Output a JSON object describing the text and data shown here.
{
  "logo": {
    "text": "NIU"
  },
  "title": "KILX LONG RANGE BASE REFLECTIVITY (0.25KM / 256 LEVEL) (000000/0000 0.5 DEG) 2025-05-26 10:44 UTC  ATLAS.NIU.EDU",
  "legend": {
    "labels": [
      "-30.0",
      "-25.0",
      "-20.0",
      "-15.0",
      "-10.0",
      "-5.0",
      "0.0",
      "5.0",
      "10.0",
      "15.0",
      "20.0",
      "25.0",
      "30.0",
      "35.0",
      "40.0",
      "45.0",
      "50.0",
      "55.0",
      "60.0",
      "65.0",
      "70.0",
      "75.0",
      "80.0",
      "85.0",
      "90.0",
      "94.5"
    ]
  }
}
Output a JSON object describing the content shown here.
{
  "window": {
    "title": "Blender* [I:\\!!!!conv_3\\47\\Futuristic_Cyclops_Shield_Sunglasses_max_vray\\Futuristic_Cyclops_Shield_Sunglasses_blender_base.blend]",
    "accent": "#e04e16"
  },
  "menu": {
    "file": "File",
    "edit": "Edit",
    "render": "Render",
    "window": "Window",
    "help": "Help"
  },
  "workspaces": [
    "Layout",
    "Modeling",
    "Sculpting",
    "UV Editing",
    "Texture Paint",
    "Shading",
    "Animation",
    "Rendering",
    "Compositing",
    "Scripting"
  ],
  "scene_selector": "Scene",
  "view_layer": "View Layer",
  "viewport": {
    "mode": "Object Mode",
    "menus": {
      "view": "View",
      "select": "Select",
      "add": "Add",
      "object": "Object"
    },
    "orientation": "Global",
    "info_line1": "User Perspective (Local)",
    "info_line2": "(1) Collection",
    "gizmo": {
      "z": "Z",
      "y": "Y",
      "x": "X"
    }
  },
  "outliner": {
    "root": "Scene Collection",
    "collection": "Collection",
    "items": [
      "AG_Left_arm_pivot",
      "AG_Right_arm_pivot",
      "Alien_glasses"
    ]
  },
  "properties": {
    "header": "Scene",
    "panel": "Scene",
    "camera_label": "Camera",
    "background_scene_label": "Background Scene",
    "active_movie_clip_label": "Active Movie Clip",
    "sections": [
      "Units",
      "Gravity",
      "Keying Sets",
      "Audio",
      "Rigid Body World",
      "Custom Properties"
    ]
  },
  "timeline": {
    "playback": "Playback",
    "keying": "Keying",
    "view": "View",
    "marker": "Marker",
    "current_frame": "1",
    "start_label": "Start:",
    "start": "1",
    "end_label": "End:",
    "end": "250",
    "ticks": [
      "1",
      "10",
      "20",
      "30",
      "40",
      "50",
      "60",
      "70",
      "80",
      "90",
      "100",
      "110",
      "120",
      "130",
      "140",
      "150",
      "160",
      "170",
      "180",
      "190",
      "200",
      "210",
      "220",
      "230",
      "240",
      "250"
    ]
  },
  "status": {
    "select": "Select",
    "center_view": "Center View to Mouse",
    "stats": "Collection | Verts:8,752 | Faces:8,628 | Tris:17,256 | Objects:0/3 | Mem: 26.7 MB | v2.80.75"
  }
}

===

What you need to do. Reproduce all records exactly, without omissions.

Task response.
Output a JSON object describing the text and data shown here.
{
  "logo": {
    "text": "NIU"
  },
  "title": "KILX LONG RANGE BASE REFLECTIVITY (0.25KM / 256 LEVEL) (000000/0000 0.5 DEG) 2025-05-26 10:44 UTC  ATLAS.NIU.EDU",
  "legend": {
    "labels": [
      "-30.0",
      "-25.0",
      "-20.0",
      "-15.0",
      "-10.0",
      "-5.0",
      "0.0",
      "5.0",
      "10.0",
      "15.0",
      "20.0",
      "25.0",
      "30.0",
      "35.0",
      "40.0",
      "45.0",
      "50.0",
      "55.0",
      "60.0",
      "65.0",
      "70.0",
      "75.0",
      "80.0",
      "85.0",
      "90.0",
      "94.5"
    ]
  }
}
Output a JSON object describing the content shown here.
{
  "window": {
    "title": "Blender* [I:\\!!!!conv_3\\47\\Futuristic_Cyclops_Shield_Sunglasses_max_vray\\Futuristic_Cyclops_Shield_Sunglasses_blender_base.blend]",
    "accent": "#e04e16"
  },
  "menu": {
    "file": "File",
    "edit": "Edit",
    "render": "Render",
    "window": "Window",
    "help": "Help"
  },
  "workspaces": [
    "Layout",
    "Modeling",
    "Sculpting",
    "UV Editing",
    "Texture Paint",
    "Shading",
    "Animation",
    "Rendering",
    "Compositing",
    "Scripting"
  ],
  "scene_selector": "Scene",
  "view_layer": "View Layer",
  "viewport": {
    "mode": "Object Mode",
    "menus": {
      "view": "View",
      "select": "Select",
      "add": "Add",
      "object": "Object"
    },
    "orientation": "Global",
    "info_line1": "User Perspective (Local)",
    "info_line2": "(1) Collection",
    "gizmo": {
      "z": "Z",
      "y": "Y",
      "x": "X"
    }
  },
  "outliner": {
    "root": "Scene Collection",
    "collection": "Collection",
    "items": [
      "AG_Left_arm_pivot",
      "AG_Right_arm_pivot",
      "Alien_glasses"
    ]
  },
  "properties": {
    "header": "Scene",
    "panel": "Scene",
    "camera_label": "Camera",
    "background_scene_label": "Background Scene",
    "active_movie_clip_label": "Active Movie Clip",
    "sections": [
      "Units",
      "Gravity",
      "Keying Sets",
      "Audio",
      "Rigid Body World",
      "Custom Properties"
    ]
  },
  "timeline": {
    "playback": "Playback",
    "keying": "Keying",
    "view": "View",
    "marker": "Marker",
    "current_frame": "1",
    "start_label": "Start:",
    "start": "1",
    "end_label": "End:",
    "end": "250",
    "ticks": [
      "1",
      "10",
      "20",
      "30",
      "40",
      "50",
      "60",
      "70",
      "80",
      "90",
      "100",
      "110",
      "120",
      "130",
      "140",
      "150",
      "160",
      "170",
      "180",
      "190",
      "200",
      "210",
      "220",
      "230",
      "240",
      "250"
    ]
  },
  "status": {
    "select": "Select",
    "center_view": "Center View to Mouse",
    "stats": "Collection | Verts:8,752 | Faces:8,628 | Tris:17,256 | Objects:0/3 | Mem: 26.7 MB | v2.80.75"
  }
}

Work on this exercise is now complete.